After it cooled, I wrapped the loaf tightly in cellophane and put it into the freezer.


Because it spent time in the freezer, I knew I wanted to send some kind of topping to offset any dryness.   I included some whipped honey with the loaf.

I heard back from my sister today, she took the loaf in to be shared at Steamboat Animal Hospital in Olympia, Washington.  Here are the comments we received:

“Soo good! It tastes perfect”

“Very tasty”

“Soft, not dry, Tried with honey. Very good “cold weather” loaf.”

“Delicious! Yum – love the taste, what’s the recipe?”

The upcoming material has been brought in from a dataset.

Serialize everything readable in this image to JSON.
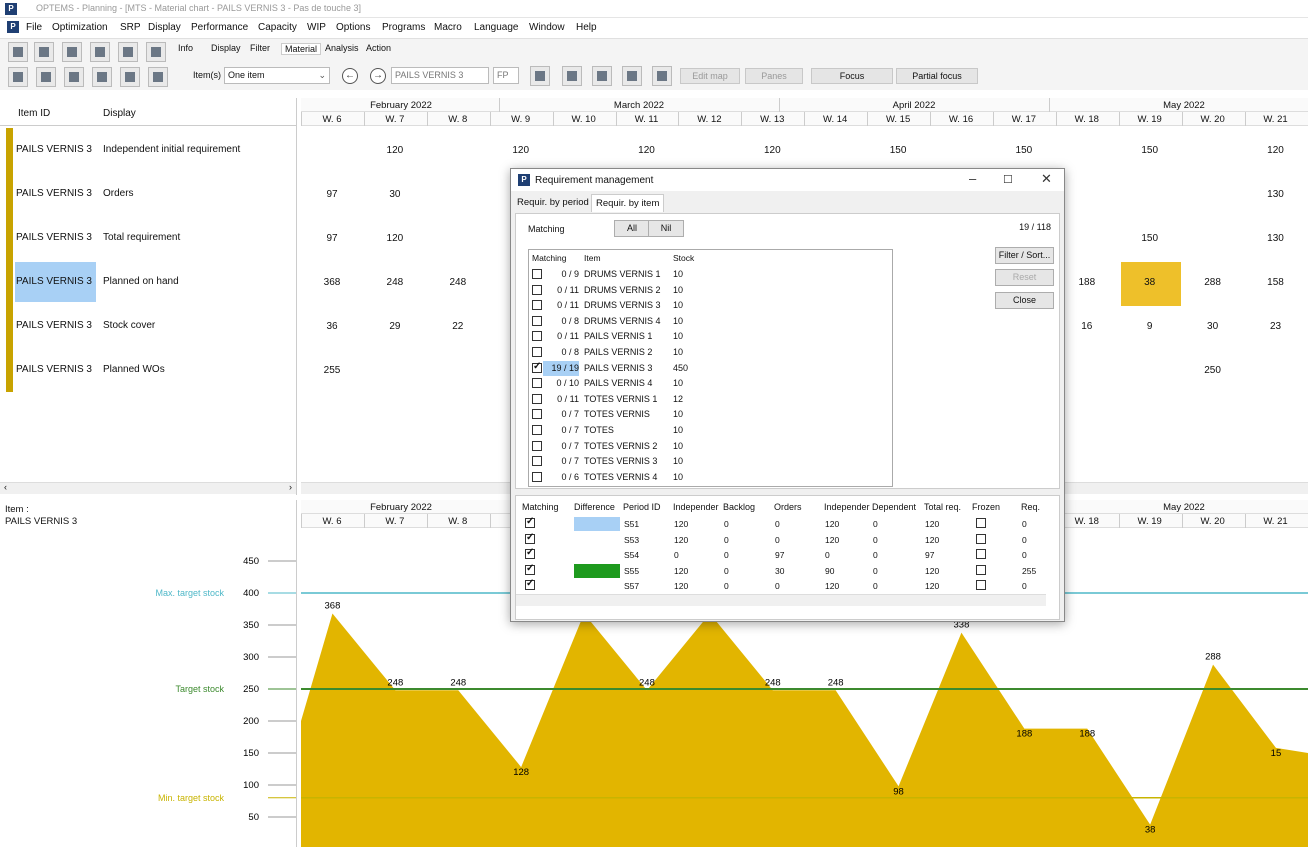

“This is too good!  Had with some honey!  Need more.”

“Very very good!  If I have to give constructive criticism I would say a TINY bit dry – but mmm!”

Sounds like this recipe was a winner.  I think serving it without having frozen it might have helped avoid dryness.

Thanks again to the gang at Steamboat!


Cornmeal Honey Bread, page 148, July 19, 2015 (Happy Birthday, Dad)

Mom will be leaving and headed back home later today, so I am making this loaf for her to take when she goes.  I went through the cookbook and gave her several options, but this is the one she chose. It can also be done using the Delay timer and we have plans to do some running around today, so that is a bonus.

Into the bread machine pan go:  1 1/8 cups water, 1 1/2 tablespoons unsalted butter; cut into pieces, 3 tablespoons honey, 1 teaspoon salt, 2 2/3 cups bread flour, 1/3 cup yellow cornmeal (the author recommends using stone-ground cornmeal.  I used what I had on hand.), 1/3 cup buttermilk powder, 1 tablespoon plus 1 teaspoon gluten and 1 3/4 teaspoons SAF yeast.  I am using the basic and dark crust settings on the machine, in addition to the delay timer.

When we were out and about, I did something wacky to my back and am finding it difficult to move, so we decided to come back home and relax.  I cancelled the delay timer and set the machine to start immediately.

As it is baking, it smells lovely.

IMG_4341 This loaf baked up to a beautiful golden brown, studded with dots of cornmeal.  When I removed it from the pan, there was a bit of the bread stuck behind on the bread machine paddle, so I tried a tiny taste and the sweetness of the honey blended so nicely with with tang of the buttermilk.  I will ask mom for more detail when she tries a while slice or two at home.

This isn’t the first time I have had bread stuck to the paddle,  or the paddle stuck inside my loaf.  This isn’t a huge problem, just a slight annoyance.  I went online and did some research.  I found a few suggestions if this is bothersome.  First, you can use a paper towel to smear a small amount of shortening onto the blade before baking each loaf.  The other recommendation was to wait until the final rise begins and take the dough ball out of the machine.  Remove the paddle from the machine and replace the dough ball.  Let the final rising and baking continue.  I will try the shortening trick with the next loaf I bake.

20150721_115757I heard from mom, she sent me this picture for sharing.  She said, “Very nice!  Good texture.  Just enough corn meal to make it slightly chewy.  Toasted with honey.”

I spoke to her again, later this afternoon and she had made a toasted cheese sandwich for lunch on some of the bread and really liked that, too.